Police departments across the country are on the defensive today more than any other time in recent history.
From Ferguson, Missouri, to New York City, there are calls for police officers involved in two unrelated deaths of African American men to be criminally charged.
Many believe the deaths of Michael Brown and Eric Garner were racially motivated. The racist few that commit civil rights violations must be held accountable for their crimes.
Most police officers, however, are not racist. Most police officers want to serve and protect.
Before an officer gets his badge, hits the streets, and carries out his official duties, he must be trained properly, from knowing how to shoot a gun to performing a proper takedown. Without proper training, unintended injuries and deaths will continue to occur.
On July 17, 2014, NYPD Officer Daniel Pantaleo approached Eric Garner for selling "loosies" on the street. During a verbal confrontation, Pantaleo placed Garner in a chokehold.
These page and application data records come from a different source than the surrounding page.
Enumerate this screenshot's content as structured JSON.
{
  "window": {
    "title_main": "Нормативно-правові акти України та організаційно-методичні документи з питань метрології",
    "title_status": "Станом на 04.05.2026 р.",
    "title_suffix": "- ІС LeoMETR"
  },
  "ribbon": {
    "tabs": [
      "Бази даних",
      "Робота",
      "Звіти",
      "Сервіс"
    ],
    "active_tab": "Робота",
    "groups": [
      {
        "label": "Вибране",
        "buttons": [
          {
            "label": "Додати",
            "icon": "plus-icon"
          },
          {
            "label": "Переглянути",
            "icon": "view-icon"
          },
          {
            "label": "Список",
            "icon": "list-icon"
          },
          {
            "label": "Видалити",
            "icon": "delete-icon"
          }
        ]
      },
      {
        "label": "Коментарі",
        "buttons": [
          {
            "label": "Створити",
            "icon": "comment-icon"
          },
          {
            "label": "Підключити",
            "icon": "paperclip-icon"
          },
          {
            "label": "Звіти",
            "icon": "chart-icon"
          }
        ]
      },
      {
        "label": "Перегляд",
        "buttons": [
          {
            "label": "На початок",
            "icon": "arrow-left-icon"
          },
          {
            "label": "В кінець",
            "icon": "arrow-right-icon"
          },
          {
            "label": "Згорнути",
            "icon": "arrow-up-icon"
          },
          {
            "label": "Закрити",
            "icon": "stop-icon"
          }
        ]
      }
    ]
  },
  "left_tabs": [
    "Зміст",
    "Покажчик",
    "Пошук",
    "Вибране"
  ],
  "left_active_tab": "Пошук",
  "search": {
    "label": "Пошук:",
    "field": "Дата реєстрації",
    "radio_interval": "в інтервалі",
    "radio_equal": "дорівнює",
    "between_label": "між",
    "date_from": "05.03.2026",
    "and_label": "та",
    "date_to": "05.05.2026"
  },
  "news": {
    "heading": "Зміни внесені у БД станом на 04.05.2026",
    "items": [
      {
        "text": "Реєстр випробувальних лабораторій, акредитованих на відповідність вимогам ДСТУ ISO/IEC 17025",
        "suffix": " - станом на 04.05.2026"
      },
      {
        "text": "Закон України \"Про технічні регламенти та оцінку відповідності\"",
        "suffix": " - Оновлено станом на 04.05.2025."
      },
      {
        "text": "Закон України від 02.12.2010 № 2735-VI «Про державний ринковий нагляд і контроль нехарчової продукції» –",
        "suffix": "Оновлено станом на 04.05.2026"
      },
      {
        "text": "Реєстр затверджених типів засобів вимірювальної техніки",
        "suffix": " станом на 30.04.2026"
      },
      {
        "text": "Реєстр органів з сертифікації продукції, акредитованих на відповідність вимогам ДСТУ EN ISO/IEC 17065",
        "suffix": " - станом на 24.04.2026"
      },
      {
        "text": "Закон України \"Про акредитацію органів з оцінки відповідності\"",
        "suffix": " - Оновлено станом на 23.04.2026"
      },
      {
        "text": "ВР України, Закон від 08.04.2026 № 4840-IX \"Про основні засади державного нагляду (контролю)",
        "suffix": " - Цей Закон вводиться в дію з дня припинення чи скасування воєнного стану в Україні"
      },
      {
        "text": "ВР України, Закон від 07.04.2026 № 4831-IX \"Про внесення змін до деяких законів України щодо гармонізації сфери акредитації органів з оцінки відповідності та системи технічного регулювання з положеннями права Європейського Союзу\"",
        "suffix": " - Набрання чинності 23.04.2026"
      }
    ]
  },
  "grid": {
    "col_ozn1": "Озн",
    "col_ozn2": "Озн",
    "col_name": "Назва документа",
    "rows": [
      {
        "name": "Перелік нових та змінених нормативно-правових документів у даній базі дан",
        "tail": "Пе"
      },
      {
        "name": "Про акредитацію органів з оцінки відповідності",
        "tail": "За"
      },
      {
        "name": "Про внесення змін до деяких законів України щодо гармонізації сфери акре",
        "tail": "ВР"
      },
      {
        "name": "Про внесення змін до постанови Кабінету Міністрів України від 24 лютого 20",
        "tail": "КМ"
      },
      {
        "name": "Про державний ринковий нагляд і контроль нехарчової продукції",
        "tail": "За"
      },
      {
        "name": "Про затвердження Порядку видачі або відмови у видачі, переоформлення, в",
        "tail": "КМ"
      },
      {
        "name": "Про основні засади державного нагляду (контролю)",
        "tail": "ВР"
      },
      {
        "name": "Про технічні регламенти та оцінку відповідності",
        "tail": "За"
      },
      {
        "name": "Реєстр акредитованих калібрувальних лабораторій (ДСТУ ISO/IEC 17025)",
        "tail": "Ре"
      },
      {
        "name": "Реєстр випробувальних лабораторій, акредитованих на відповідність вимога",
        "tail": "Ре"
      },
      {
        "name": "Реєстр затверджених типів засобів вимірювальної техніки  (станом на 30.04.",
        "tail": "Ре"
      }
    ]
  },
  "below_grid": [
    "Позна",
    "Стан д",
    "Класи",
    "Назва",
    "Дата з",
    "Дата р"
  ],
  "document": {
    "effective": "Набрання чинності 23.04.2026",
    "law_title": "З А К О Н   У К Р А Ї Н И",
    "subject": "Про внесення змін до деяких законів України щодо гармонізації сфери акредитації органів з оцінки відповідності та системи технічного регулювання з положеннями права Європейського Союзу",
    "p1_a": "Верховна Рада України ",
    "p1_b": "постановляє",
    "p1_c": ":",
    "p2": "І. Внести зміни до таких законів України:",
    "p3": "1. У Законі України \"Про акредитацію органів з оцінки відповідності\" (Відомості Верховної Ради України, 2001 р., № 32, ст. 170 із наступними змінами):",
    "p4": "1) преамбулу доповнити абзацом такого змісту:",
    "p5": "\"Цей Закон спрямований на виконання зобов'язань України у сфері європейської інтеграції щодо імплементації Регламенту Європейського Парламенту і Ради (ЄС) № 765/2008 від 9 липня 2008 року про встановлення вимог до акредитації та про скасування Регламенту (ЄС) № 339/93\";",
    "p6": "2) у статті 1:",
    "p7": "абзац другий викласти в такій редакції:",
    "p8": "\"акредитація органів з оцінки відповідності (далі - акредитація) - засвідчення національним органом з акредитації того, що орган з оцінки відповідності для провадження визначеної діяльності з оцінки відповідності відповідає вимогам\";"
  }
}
A bystander's video reveals a subdued Garner saying, "I can't breathe." Garner quickly slipped into unconsciousness and did not receive resuscitative assistance by the officers. Within minutes, Garner was dead. Internal, civil and criminal investigations are pending.
This isn't the first time someone died following an officer's use of a chokehold.
In 1991, Federico Pereira died of asphyxiation after he was hogtied and placed in a chokehold during a fight with five NYPD officers. One of the officers was tried for manslaughter but acquitted. Charges were dropped against four other officers.
Just two years later, in 1993, then-NYPD Commissioner Ray Kelly banned the use of chokeholds.
Despite the ban, NYPD officers allegedly still use the chokehold: Between 2009 to mid-2014, the Civilian Complaint Review Board has received 1,128 chokehold allegations, according to its chairman, Richard Emery. It is not unreasonable to believe other officers throughout the U.S. also use the chokehold.
The chokehold, deriving from martial arts, comes in different forms: air choke, blood choke, rear naked choke, triangle choke, and gi choke. A chokehold prevents blood or air from moving out of the lungs, through the throat, and out of the mouth. Within seconds, a person will either give up in a struggle or lose consciousness. A chokehold is very effective if it is properly used. User beware: The front of the neck and trachea are extremely fragile; a misused chokehold can cause sudden death.
Many boys (and girls) learn the chokehold in their youth, whether it's during playful wrestling with friends, competing on the school wrestling team, or learning Ju-Jitsu, Judo or mixed martial arts.
These boys and girls eventually grow up and some decide to become police officers, a very noble job.
Officers-in-training must attend a police academy. They are taught proper arrest techniques from a simple pat-down to using a firearm. As part of the training, some academies teach the chokehold. Others do not.
According to a retired law enforcement official who attended police academies in both Illinois and California, all states and departments have different training standards.
In the '70s, he attended an Illinois police academy. Chokeholds were not taught or even discussed. At that time, the most preferred form of a takedown was with the use of a baton.
In the '90s, the official attended a California police academy where he was taught proper chokehold. It was not encouraged but they were told, "If you must apply a chokehold, apply it in this exact manner... If you do it the wrong way you'll cut off the windpipe, the person will panic and may become more combative," the officer said.
Rob Pincus, owner of I.C.E. Training, a company that provides defensive training to police officers and civilians supports chokehold training. "Police officers today aren't being taught to control combative subjects efficiently. Teaching proper use will help prevent officers from misapplying force to the throat when they are struggling in the midst of a fight and improvising techniques," he said.
The NYPD did not respond to calls and emails for information regarding training officers on the chokehold. According to NYPD police union president Pat Lynch, police aren't even trained to perform CPR.
Congresswoman Yvette D. Clarke (NY-9) and many others fail to focus on training. Instead she wants police to video every single interaction with citizens. "Cameras will not only allow us to determine whether any misconduct occurred, but also to prevent misconduct before it occurs," she said.
A camera does not protect the officer or the civilian. Recording every confrontation does not solve the problem that an officer may not be properly educated at every step, from the stop the the arrest.
If officers were taught how to apply a proper chokehold and educated about the fragile anatomy of the neck and throat, Pereira and Garner may still be alive today. If officers were taught the proper chokehold, they may avoid criminal charges related to deaths that occurred during their arrest.
This is not about supporting a department's policy of using chokeholds. Still, even a department bans the method, it must initially educate officers on the proper method. Otherwise, officers may continue to use the same chokehold during an arrest thay they used as kids when they were wrestling with their brothers on the living room floor.
If we want our officers to make the right decisions, we must educate them first.